TORONTO — A&W’s “Burgers to Beat MS campaign,” spearheaded by Canadian soccer captain Christine Sinclair, raised a record $1.85 million this year.
The restaurant chain has raised more than $11 million since 2009 to fund research and help provide programs and services for Canadians living with multiple sclerosis.
According to the MS Society, Canada has the highest rate of multiple sclerosis in the world, with an estimated one in 340 Canadians living with the disease.
Sinclair, whose mother has MS, became the face of the campaign this summer — making appearances and speaking out.
Last year’s campaign raised more than $1.6 million.
For the fifth year in a row, an A&W outlet in Grande Prairie, Alta., ranked as the top fundraising restaurant in Canada, raising more than $45,000.
MS is an autoimmune disease of the central nervous system (brain, spinal cord). The disease attacks myelin — the protective covering of the nerves, causing inflammation and often damaging the myelin, which is necessary for the transmission of nerve impulses through nerve fibres.
The effects are wide-ranging and unpredictable: extreme fatigue, lack of co-ordination, weakness, tingling, impaired sensation, vision problems, bladder problems, cognitive impairment and mood changes.

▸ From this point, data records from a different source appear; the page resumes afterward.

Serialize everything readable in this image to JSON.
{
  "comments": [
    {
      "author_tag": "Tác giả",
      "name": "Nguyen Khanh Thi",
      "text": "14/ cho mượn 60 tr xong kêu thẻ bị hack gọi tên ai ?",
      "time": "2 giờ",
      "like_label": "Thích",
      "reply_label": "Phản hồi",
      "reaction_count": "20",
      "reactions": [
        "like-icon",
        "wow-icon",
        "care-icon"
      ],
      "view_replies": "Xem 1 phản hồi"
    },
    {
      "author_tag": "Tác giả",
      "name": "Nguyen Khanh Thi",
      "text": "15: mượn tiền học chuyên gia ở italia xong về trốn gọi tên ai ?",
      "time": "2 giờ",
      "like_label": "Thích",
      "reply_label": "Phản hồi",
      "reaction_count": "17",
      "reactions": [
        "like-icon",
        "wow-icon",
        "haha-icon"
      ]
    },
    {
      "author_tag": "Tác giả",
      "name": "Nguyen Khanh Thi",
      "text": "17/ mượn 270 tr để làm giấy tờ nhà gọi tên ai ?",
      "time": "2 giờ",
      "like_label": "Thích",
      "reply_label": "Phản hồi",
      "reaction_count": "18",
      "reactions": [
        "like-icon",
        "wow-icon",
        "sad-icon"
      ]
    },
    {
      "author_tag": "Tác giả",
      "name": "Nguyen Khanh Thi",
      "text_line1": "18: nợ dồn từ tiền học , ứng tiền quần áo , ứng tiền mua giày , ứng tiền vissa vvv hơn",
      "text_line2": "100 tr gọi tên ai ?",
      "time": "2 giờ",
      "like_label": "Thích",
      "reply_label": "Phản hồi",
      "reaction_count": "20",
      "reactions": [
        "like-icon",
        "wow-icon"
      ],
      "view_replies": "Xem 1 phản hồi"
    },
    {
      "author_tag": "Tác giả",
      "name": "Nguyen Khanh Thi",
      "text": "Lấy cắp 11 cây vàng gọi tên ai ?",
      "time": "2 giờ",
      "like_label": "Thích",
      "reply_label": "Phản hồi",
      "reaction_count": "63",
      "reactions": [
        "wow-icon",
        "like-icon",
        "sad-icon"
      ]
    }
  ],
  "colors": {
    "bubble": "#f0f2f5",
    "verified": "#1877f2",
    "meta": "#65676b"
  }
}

The cause remains a mystery — the belief is lifestyle, environmental, genetic and biological factors all contribute.
The disease is most commonly diagnosed in people between 15 and 40. Women are three times more likely to develop MS than men.
Currently there is no cure.